▸ **Provided information**:
--- START ---
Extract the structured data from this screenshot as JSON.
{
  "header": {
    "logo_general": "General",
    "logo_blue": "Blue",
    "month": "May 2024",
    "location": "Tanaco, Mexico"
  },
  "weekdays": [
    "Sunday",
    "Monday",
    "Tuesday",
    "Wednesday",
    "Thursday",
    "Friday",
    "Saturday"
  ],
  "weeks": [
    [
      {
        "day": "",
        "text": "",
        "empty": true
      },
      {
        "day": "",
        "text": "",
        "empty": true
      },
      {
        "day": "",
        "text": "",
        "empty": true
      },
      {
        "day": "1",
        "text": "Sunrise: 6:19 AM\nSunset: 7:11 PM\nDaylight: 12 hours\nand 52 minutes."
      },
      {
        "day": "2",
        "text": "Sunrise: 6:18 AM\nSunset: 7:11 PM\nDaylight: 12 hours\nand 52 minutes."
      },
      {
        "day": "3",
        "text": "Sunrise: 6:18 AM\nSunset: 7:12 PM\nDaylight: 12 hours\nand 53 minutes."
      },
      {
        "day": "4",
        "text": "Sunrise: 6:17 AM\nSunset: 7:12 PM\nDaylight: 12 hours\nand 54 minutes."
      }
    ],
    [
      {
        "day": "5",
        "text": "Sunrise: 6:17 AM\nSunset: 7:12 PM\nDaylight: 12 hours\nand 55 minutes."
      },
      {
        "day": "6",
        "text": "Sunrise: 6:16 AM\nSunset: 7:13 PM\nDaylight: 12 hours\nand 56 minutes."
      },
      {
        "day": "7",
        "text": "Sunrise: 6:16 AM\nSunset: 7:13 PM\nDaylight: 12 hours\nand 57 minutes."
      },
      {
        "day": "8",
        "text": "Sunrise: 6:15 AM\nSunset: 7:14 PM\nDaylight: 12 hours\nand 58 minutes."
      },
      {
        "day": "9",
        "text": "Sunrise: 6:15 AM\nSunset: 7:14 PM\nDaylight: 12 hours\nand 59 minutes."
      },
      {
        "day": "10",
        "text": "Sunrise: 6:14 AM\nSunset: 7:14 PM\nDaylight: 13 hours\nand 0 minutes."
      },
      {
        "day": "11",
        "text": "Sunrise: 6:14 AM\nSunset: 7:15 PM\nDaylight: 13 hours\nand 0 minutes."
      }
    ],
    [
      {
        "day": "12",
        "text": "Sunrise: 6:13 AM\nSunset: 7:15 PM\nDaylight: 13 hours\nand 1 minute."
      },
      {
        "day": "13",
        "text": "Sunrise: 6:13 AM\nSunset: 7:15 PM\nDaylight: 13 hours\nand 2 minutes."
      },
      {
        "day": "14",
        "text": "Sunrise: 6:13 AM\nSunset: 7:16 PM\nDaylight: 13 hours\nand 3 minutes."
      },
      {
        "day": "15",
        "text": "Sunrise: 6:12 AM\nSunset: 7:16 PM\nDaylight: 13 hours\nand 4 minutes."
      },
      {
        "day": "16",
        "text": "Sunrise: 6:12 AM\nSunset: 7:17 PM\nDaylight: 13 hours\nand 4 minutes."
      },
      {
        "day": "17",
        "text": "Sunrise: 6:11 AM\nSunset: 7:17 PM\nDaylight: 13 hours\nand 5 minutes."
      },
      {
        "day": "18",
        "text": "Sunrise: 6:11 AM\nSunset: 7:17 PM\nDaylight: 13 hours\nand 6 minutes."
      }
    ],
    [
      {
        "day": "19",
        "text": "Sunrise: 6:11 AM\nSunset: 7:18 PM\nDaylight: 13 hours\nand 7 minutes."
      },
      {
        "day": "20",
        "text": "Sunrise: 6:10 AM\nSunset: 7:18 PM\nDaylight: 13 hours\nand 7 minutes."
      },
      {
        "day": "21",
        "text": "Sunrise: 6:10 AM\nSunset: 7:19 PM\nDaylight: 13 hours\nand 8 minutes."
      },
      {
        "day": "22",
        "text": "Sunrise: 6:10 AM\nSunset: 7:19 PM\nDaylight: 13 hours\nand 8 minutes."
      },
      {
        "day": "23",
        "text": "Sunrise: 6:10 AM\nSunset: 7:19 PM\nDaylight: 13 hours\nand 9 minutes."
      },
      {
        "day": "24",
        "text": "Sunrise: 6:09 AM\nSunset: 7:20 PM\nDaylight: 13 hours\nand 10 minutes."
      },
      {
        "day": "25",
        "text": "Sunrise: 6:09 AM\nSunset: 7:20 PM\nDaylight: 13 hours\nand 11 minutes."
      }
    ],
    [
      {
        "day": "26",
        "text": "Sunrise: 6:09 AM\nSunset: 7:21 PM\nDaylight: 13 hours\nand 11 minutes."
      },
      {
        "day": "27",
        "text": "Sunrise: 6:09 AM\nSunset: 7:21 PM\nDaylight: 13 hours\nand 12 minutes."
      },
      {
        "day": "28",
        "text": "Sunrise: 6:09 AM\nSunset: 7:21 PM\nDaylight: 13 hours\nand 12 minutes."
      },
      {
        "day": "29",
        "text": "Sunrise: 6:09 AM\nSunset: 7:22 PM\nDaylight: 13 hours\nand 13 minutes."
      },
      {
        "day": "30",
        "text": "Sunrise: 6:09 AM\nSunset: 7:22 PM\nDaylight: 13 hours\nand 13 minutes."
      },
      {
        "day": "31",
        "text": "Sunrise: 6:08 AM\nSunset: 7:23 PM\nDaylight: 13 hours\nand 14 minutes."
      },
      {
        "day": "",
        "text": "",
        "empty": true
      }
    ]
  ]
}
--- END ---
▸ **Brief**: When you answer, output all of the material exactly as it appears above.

▸ **Problem solution**:
Extract the structured data from this screenshot as JSON.
{
  "header": {
    "logo_general": "General",
    "logo_blue": "Blue",
    "month": "May 2024",
    "location": "Tanaco, Mexico"
  },
  "weekdays": [
    "Sunday",
    "Monday",
    "Tuesday",
    "Wednesday",
    "Thursday",
    "Friday",
    "Saturday"
  ],
  "weeks": [
    [
      {
        "day": "",
        "text": "",
        "empty": true
      },
      {
        "day": "",
        "text": "",
        "empty": true
      },
      {
        "day": "",
        "text": "",
        "empty": true
      },
      {
        "day": "1",
        "text": "Sunrise: 6:19 AM\nSunset: 7:11 PM\nDaylight: 12 hours\nand 52 minutes."
      },
      {
        "day": "2",
        "text": "Sunrise: 6:18 AM\nSunset: 7:11 PM\nDaylight: 12 hours\nand 52 minutes."
      },
      {
        "day": "3",
        "text": "Sunrise: 6:18 AM\nSunset: 7:12 PM\nDaylight: 12 hours\nand 53 minutes."
      },
      {
        "day": "4",
        "text": "Sunrise: 6:17 AM\nSunset: 7:12 PM\nDaylight: 12 hours\nand 54 minutes."
      }
    ],
    [
      {
        "day": "5",
        "text": "Sunrise: 6:17 AM\nSunset: 7:12 PM\nDaylight: 12 hours\nand 55 minutes."
      },
      {
        "day": "6",
        "text": "Sunrise: 6:16 AM\nSunset: 7:13 PM\nDaylight: 12 hours\nand 56 minutes."
      },
      {
        "day": "7",
        "text": "Sunrise: 6:16 AM\nSunset: 7:13 PM\nDaylight: 12 hours\nand 57 minutes."
      },
      {
        "day": "8",
        "text": "Sunrise: 6:15 AM\nSunset: 7:14 PM\nDaylight: 12 hours\nand 58 minutes."
      },
      {
        "day": "9",
        "text": "Sunrise: 6:15 AM\nSunset: 7:14 PM\nDaylight: 12 hours\nand 59 minutes."
      },
      {
        "day": "10",
        "text": "Sunrise: 6:14 AM\nSunset: 7:14 PM\nDaylight: 13 hours\nand 0 minutes."
      },
      {
        "day": "11",
        "text": "Sunrise: 6:14 AM\nSunset: 7:15 PM\nDaylight: 13 hours\nand 0 minutes."
      }
    ],
    [
      {
        "day": "12",
        "text": "Sunrise: 6:13 AM\nSunset: 7:15 PM\nDaylight: 13 hours\nand 1 minute."
      },
      {
        "day": "13",
        "text": "Sunrise: 6:13 AM\nSunset: 7:15 PM\nDaylight: 13 hours\nand 2 minutes."
      },
      {
        "day": "14",
        "text": "Sunrise: 6:13 AM\nSunset: 7:16 PM\nDaylight: 13 hours\nand 3 minutes."
      },
      {
        "day": "15",
        "text": "Sunrise: 6:12 AM\nSunset: 7:16 PM\nDaylight: 13 hours\nand 4 minutes."
      },
      {
        "day": "16",
        "text": "Sunrise: 6:12 AM\nSunset: 7:17 PM\nDaylight: 13 hours\nand 4 minutes."
      },
      {
        "day": "17",
        "text": "Sunrise: 6:11 AM\nSunset: 7:17 PM\nDaylight: 13 hours\nand 5 minutes."
      },
      {
        "day": "18",
        "text": "Sunrise: 6:11 AM\nSunset: 7:17 PM\nDaylight: 13 hours\nand 6 minutes."
      }
    ],
    [
      {
        "day": "19",
        "text": "Sunrise: 6:11 AM\nSunset: 7:18 PM\nDaylight: 13 hours\nand 7 minutes."
      },
      {
        "day": "20",
        "text": "Sunrise: 6:10 AM\nSunset: 7:18 PM\nDaylight: 13 hours\nand 7 minutes."
      },
      {
        "day": "21",
        "text": "Sunrise: 6:10 AM\nSunset: 7:19 PM\nDaylight: 13 hours\nand 8 minutes."
      },
      {
        "day": "22",
        "text": "Sunrise: 6:10 AM\nSunset: 7:19 PM\nDaylight: 13 hours\nand 8 minutes."
      },
      {
        "day": "23",
        "text": "Sunrise: 6:10 AM\nSunset: 7:19 PM\nDaylight: 13 hours\nand 9 minutes."
      },
      {
        "day": "24",
        "text": "Sunrise: 6:09 AM\nSunset: 7:20 PM\nDaylight: 13 hours\nand 10 minutes."
      },
      {
        "day": "25",
        "text": "Sunrise: 6:09 AM\nSunset: 7:20 PM\nDaylight: 13 hours\nand 11 minutes."
      }
    ],
    [
      {
        "day": "26",
        "text": "Sunrise: 6:09 AM\nSunset: 7:21 PM\nDaylight: 13 hours\nand 11 minutes."
      },
      {
        "day": "27",
        "text": "Sunrise: 6:09 AM\nSunset: 7:21 PM\nDaylight: 13 hours\nand 12 minutes."
      },
      {
        "day": "28",
        "text": "Sunrise: 6:09 AM\nSunset: 7:21 PM\nDaylight: 13 hours\nand 12 minutes."
      },
      {
        "day": "29",
        "text": "Sunrise: 6:09 AM\nSunset: 7:22 PM\nDaylight: 13 hours\nand 13 minutes."
      },
      {
        "day": "30",
        "text": "Sunrise: 6:09 AM\nSunset: 7:22 PM\nDaylight: 13 hours\nand 13 minutes."
      },
      {
        "day": "31",
        "text": "Sunrise: 6:08 AM\nSunset: 7:23 PM\nDaylight: 13 hours\nand 14 minutes."
      },
      {
        "day": "",
        "text": "",
        "empty": true
      }
    ]
  ]
}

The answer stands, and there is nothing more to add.